Dataset rows for apps and sites:
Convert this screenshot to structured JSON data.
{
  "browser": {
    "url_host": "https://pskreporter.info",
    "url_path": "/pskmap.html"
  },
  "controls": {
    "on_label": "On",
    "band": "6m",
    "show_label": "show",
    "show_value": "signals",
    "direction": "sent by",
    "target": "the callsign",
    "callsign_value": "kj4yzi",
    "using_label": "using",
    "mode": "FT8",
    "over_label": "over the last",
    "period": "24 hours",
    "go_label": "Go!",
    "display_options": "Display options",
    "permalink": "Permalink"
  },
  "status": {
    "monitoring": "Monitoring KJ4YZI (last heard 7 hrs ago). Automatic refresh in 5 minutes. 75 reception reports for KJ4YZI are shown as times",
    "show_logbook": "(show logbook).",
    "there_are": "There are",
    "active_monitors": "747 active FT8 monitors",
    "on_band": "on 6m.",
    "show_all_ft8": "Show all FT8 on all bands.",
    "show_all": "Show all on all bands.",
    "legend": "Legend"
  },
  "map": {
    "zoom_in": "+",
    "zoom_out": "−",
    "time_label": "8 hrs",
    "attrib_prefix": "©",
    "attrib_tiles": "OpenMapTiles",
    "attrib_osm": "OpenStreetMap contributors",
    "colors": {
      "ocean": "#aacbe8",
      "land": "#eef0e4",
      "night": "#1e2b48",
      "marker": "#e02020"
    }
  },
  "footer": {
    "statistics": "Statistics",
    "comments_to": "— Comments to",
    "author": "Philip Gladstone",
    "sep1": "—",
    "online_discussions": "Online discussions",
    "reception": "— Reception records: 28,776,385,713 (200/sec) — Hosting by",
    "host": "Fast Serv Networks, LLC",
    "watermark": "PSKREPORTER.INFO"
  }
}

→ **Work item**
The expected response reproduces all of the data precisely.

→ **Answer for this exercise**
Convert this screenshot to structured JSON data.
{
  "browser": {
    "url_host": "https://pskreporter.info",
    "url_path": "/pskmap.html"
  },
  "controls": {
    "on_label": "On",
    "band": "6m",
    "show_label": "show",
    "show_value": "signals",
    "direction": "sent by",
    "target": "the callsign",
    "callsign_value": "kj4yzi",
    "using_label": "using",
    "mode": "FT8",
    "over_label": "over the last",
    "period": "24 hours",
    "go_label": "Go!",
    "display_options": "Display options",
    "permalink": "Permalink"
  },
  "status": {
    "monitoring": "Monitoring KJ4YZI (last heard 7 hrs ago). Automatic refresh in 5 minutes. 75 reception reports for KJ4YZI are shown as times",
    "show_logbook": "(show logbook).",
    "there_are": "There are",
    "active_monitors": "747 active FT8 monitors",
    "on_band": "on 6m.",
    "show_all_ft8": "Show all FT8 on all bands.",
    "show_all": "Show all on all bands.",
    "legend": "Legend"
  },
  "map": {
    "zoom_in": "+",
    "zoom_out": "−",
    "time_label": "8 hrs",
    "attrib_prefix": "©",
    "attrib_tiles": "OpenMapTiles",
    "attrib_osm": "OpenStreetMap contributors",
    "colors": {
      "ocean": "#aacbe8",
      "land": "#eef0e4",
      "night": "#1e2b48",
      "marker": "#e02020"
    }
  },
  "footer": {
    "statistics": "Statistics",
    "comments_to": "— Comments to",
    "author": "Philip Gladstone",
    "sep1": "—",
    "online_discussions": "Online discussions",
    "reception": "— Reception records: 28,776,385,713 (200/sec) — Hosting by",
    "host": "Fast Serv Networks, LLC",
    "watermark": "PSKREPORTER.INFO"
  }
}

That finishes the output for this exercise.